Title The 33
Director: Patricia Riggen
Screenwriter: Mikko Alanne (screenplay), Craig Borten (screenplay), Michael Thomas (screenplay), Jose Rivera (screen story), and Hector Tobar (based on the book “Deep Down Dark” by)
Principal Cast: Antonio Banderas, Rodrigo Santoro, Juliette Binoche, James Brolin, and Lou Diamond Phillips
Summary: Based on the real-life event, when a gold and copper mine collapses, it traps 33 miners underground for 69 days.
I’ve often said that the reason prequels often fail is because they have to work twice as hard to remind the audience that they already know the ending. This is something that rings just as true for a “based on a true story” movie but there is another element. The real world is often not formulaic like a traditional movie. There aren’t clear character arcs, nor are there beginnings, middles and ends, and those are needed for movies. Movies that are based on true stories need to add these elements but do it subtly enough that it doesn’t take from the event that is unfolding in front of us.

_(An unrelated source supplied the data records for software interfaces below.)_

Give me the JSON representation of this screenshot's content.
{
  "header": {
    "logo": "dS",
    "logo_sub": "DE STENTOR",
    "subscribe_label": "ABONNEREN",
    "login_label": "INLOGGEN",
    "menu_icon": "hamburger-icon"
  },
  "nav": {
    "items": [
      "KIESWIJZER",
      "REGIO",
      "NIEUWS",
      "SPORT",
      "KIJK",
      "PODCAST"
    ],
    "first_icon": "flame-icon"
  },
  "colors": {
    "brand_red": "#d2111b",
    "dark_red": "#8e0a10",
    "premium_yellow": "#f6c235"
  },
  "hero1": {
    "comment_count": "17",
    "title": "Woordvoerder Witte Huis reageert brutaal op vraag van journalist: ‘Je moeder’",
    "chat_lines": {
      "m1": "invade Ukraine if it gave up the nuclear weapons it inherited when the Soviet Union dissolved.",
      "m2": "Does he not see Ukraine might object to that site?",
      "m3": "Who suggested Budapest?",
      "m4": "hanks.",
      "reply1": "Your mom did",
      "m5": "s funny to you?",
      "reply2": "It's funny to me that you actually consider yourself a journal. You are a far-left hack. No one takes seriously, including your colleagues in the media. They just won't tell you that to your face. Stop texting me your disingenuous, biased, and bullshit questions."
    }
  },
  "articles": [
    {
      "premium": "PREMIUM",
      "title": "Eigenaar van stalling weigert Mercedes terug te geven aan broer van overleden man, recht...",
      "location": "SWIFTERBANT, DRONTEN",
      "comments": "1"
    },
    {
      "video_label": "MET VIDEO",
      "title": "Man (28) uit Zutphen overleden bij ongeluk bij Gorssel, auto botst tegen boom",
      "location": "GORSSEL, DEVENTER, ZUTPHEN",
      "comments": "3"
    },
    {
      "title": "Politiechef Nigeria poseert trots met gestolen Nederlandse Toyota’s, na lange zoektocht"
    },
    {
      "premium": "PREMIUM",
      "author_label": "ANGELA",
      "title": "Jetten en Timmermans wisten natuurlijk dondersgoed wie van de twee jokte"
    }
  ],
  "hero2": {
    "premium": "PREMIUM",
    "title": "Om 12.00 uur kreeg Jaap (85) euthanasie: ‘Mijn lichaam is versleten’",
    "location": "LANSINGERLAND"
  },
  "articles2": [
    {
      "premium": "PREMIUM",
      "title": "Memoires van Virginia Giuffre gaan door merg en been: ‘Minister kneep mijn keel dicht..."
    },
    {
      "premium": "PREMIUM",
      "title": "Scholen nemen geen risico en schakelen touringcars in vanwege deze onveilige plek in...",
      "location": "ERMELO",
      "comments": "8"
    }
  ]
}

The 33 makes an admirable attempt to tell the story of thirty three Chilean miners that were trapped for sixty nine days, but a clunky script and a strangely “Americanized” feeling diminishes the product a lot.
Movies based on true stories need to work twice as hard to make sure the reality and fiction are blended seamlessly together. This requires a very strong script and The 33 is penned by four people based on a book written by one of the trapped men. They aren’t able to make that blending very smooth as it becomes very obvious very early on when things were added for dramatic effect. There were moments where I thought I was beginning to get swept up in the story and then something would come out of nowhere that felt like a scripted moment in a movie instead of something based on real life. I couldn’t focus on the movie because of those moments, and every time I lost focus I I remembered that I already knew how this ended and I stopped being interested again. It happened a few times and after the third or fourth time I stopped trying to get sucked into the story.
The movie also feels strangely Americanized in a way. The most dramatic way this shows is how the movie will switch from English to Spanish on a whim for seemingly no reason. It was very jarring and I didn’t understand why they didn’t just do the entire movie in Spanish. Perhaps they are going for mass appeal and a subtitled movie wouldn’t do well, but there are enough subtitles that might annoy some people who don’t like them in a movie. It was another moment that took me straight out of the movie and every time they switched back and forth it just seemed to highlight how clunky it was. I’ve seen actors learn another language for other movies and I would imagine a good portion of this cast could already speak Spanish. The screenplay also felt paced strangely as it seemed to have “stopping points” at least three times but I have to imagine that is what this situation was really like. These miners thought they were rescued and ended up having to spend even more time down there.
There are some good things going on here. The story of what these men went through is very interesting and we see things from other angles that aren’t just the men. We see the search and how the government reacted. We see how much of the world’s attention this captured and how having a million eyes on them forced several hands. These are all very interesting things that I think would have been told better by a documentary rather than a regular movie. Director Patricia Riggen does a very good job of capturing the atmosphere of the mine, including the claustrophobia and the heat, and how hopeless it must feel to be so far underground. There are some good performances as well by the great Antonio Banderas but the performances get lost in the clunky script.
The 33 is another real life account that would have worked much better as a documentary than a feature length movie. The moments where The 33 tries to be a conventional movie are the moments that break the flow. This is an interesting enough story that it’s worth looking into but not quite worth the price of admission. I would take a look when it hits Redbox or Netflix.